━━ Given records

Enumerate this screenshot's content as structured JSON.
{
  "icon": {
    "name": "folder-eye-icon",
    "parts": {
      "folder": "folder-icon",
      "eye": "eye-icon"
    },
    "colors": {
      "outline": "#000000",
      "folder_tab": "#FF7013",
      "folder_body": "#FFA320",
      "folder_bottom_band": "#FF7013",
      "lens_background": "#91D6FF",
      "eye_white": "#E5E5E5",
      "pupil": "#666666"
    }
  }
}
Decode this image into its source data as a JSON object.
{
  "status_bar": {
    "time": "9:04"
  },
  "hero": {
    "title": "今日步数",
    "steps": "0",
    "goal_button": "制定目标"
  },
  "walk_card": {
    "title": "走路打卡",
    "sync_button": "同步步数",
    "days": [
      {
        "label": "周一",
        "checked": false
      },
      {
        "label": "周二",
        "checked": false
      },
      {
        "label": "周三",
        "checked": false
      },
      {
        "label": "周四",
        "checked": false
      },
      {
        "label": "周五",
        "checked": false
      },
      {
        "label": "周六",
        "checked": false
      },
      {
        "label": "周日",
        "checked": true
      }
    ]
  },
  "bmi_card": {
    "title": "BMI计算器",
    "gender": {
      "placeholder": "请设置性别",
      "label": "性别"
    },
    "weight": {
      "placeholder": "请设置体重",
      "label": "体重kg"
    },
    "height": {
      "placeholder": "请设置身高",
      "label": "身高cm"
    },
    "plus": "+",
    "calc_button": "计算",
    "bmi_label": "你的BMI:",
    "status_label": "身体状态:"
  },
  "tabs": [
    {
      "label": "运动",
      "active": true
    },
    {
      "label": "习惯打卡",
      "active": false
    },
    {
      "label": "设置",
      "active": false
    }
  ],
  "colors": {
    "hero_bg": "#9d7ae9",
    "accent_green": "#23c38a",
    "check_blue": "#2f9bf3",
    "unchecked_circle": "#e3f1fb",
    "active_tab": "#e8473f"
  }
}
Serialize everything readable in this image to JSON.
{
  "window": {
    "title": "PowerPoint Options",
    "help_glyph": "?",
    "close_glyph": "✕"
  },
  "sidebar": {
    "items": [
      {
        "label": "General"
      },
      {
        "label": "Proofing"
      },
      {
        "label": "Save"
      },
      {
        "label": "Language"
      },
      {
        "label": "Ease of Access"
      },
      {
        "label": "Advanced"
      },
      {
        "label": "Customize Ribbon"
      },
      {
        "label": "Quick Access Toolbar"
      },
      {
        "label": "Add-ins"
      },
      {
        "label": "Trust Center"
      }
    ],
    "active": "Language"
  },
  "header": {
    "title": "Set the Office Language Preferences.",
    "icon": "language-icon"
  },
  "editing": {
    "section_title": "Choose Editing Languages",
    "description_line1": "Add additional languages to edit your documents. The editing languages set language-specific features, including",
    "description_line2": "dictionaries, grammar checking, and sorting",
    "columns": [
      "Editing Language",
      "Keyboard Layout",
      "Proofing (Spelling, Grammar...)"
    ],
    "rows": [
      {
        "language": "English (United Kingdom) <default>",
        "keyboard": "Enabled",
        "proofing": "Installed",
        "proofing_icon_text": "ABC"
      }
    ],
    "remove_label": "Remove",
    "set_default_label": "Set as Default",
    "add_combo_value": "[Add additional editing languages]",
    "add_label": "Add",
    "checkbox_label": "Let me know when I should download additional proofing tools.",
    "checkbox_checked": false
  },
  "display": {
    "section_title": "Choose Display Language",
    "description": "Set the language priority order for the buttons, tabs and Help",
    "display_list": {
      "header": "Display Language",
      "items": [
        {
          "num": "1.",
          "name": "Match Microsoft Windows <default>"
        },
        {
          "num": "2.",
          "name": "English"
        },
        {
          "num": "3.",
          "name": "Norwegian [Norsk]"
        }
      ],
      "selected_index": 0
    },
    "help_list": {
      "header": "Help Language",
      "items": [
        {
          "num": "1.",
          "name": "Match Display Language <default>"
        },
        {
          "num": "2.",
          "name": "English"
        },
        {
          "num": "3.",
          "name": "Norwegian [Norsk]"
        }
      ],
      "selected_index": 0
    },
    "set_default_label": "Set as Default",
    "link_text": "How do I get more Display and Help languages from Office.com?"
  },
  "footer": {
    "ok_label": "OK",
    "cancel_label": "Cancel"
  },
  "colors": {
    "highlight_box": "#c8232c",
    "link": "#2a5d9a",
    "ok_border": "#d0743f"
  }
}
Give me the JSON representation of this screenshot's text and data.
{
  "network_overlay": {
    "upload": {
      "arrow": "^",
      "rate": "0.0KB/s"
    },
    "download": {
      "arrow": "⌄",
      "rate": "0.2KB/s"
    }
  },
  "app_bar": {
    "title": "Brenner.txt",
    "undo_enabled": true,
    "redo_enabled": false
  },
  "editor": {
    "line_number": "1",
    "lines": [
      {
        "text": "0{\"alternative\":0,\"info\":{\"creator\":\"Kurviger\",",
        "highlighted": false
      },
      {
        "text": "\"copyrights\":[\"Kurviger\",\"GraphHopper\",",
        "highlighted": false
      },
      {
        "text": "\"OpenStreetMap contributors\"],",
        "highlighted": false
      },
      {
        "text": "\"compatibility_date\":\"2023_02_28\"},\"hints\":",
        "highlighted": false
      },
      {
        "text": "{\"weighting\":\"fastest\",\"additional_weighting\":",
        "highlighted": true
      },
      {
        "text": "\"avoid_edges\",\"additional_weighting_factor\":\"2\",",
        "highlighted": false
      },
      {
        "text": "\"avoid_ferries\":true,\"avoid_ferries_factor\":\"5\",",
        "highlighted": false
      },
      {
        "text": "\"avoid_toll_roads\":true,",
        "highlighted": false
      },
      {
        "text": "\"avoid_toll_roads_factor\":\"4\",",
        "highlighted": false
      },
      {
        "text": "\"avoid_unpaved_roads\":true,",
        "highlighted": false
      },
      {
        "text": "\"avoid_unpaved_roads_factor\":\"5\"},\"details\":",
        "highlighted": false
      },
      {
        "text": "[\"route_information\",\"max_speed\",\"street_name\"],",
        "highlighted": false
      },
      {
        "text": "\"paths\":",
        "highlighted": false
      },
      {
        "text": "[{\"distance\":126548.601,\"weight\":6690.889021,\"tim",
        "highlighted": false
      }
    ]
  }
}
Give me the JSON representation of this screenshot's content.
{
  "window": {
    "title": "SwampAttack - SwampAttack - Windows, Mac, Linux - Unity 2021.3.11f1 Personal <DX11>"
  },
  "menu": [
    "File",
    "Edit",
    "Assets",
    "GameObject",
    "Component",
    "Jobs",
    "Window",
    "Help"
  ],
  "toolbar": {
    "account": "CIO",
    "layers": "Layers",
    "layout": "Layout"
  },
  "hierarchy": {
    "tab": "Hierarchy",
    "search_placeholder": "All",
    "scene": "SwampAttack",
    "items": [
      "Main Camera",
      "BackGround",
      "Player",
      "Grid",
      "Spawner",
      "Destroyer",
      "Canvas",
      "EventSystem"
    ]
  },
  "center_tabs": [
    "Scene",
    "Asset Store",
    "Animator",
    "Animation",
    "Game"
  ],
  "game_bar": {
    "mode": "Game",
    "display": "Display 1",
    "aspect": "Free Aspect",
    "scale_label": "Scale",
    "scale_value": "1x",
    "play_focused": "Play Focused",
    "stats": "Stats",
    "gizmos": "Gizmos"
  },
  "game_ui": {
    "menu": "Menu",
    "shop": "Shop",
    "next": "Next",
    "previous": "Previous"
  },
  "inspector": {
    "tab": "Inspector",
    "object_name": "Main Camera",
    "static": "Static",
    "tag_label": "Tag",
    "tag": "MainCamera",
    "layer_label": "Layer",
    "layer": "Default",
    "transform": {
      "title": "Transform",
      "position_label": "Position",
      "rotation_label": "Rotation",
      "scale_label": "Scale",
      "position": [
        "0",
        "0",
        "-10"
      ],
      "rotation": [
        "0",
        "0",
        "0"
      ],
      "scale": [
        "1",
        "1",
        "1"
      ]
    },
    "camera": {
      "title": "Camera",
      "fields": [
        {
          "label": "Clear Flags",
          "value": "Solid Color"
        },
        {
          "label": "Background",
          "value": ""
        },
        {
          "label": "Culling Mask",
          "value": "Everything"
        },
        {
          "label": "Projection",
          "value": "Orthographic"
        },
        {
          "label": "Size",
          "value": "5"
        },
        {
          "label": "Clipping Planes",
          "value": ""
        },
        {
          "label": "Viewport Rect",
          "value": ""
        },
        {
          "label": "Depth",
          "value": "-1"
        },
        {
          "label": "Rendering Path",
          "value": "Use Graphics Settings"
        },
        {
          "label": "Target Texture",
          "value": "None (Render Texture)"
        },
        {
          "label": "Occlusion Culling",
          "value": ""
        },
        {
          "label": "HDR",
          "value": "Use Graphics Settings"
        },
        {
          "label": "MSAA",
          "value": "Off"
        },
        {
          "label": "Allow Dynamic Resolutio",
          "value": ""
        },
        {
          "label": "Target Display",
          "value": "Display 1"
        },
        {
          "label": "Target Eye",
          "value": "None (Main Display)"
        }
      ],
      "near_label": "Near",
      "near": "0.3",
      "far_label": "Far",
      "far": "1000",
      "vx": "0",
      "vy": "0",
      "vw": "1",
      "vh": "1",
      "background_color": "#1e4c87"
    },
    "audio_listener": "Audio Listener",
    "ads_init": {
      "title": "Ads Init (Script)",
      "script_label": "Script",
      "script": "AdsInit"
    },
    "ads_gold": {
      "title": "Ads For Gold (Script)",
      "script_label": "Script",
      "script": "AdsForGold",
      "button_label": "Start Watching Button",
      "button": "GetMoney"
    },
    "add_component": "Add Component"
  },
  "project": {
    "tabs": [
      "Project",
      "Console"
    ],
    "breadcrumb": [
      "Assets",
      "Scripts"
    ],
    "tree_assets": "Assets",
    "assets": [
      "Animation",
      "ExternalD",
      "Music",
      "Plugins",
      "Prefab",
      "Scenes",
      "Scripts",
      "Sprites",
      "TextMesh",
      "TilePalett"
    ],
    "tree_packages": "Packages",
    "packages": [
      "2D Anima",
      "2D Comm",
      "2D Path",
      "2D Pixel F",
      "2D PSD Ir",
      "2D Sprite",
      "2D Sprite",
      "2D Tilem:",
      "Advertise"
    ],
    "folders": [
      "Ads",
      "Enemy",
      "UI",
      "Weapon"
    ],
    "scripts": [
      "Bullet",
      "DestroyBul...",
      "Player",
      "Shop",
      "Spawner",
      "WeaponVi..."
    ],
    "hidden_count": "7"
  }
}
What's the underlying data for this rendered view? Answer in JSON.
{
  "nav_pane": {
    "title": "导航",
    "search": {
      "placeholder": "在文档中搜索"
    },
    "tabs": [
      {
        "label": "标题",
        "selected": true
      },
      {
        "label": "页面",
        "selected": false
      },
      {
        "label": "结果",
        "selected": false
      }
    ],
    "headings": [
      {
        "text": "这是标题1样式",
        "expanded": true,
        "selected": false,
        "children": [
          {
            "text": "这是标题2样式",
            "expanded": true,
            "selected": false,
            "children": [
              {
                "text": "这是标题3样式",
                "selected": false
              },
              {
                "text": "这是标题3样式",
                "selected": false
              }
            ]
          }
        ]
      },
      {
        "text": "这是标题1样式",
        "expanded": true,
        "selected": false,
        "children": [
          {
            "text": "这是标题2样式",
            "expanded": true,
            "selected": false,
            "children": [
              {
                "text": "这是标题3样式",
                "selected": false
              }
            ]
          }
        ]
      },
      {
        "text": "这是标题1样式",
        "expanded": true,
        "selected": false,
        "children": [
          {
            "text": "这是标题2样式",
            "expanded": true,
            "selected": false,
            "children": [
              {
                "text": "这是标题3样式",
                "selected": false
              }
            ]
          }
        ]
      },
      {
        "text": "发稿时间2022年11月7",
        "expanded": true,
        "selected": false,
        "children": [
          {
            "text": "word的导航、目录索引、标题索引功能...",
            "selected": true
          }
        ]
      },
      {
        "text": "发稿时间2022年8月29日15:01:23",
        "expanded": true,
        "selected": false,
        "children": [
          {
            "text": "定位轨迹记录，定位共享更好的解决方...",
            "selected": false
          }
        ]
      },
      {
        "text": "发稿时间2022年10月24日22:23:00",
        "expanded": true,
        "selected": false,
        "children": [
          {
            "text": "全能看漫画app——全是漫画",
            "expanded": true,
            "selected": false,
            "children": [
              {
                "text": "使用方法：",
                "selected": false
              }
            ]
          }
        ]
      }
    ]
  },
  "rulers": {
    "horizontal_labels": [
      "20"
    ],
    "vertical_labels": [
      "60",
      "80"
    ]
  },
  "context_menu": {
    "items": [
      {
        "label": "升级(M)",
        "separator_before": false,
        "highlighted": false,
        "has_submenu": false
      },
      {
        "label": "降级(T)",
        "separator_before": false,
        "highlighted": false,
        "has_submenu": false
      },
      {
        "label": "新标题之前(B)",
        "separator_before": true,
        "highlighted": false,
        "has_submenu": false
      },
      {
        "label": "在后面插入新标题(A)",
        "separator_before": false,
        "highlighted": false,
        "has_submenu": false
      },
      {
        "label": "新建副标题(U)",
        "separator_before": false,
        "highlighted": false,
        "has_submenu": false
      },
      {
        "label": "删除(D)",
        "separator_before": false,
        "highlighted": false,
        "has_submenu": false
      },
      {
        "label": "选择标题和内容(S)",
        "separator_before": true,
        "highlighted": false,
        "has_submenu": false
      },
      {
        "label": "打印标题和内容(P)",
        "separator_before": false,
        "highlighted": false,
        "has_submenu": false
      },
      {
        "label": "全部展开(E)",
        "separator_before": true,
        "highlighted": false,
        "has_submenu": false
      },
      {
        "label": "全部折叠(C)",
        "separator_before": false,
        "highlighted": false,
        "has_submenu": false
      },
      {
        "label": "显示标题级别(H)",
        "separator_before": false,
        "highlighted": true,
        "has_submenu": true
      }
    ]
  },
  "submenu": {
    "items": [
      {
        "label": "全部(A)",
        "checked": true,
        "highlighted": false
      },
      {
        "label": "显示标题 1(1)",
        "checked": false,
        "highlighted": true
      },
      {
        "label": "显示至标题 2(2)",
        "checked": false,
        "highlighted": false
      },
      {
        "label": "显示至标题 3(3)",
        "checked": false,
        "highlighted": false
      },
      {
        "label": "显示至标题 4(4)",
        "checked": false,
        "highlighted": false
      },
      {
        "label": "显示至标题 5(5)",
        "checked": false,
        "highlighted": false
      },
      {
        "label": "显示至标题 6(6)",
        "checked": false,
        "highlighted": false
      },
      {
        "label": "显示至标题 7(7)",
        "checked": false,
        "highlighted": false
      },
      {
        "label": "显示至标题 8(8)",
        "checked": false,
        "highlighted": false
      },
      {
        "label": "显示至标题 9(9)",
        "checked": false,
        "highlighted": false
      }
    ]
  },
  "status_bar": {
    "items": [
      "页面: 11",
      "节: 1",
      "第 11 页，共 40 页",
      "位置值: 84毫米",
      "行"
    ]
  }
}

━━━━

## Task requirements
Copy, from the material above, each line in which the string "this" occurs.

## Written response
Enumerate this screenshot's content as structured JSON.
Decode this image into its source data as a JSON object.
Serialize everything readable in this image to JSON.
Give me the JSON representation of this screenshot's text and data.
Give me the JSON representation of this screenshot's content.
What's the underlying data for this rendered view? Answer in JSON.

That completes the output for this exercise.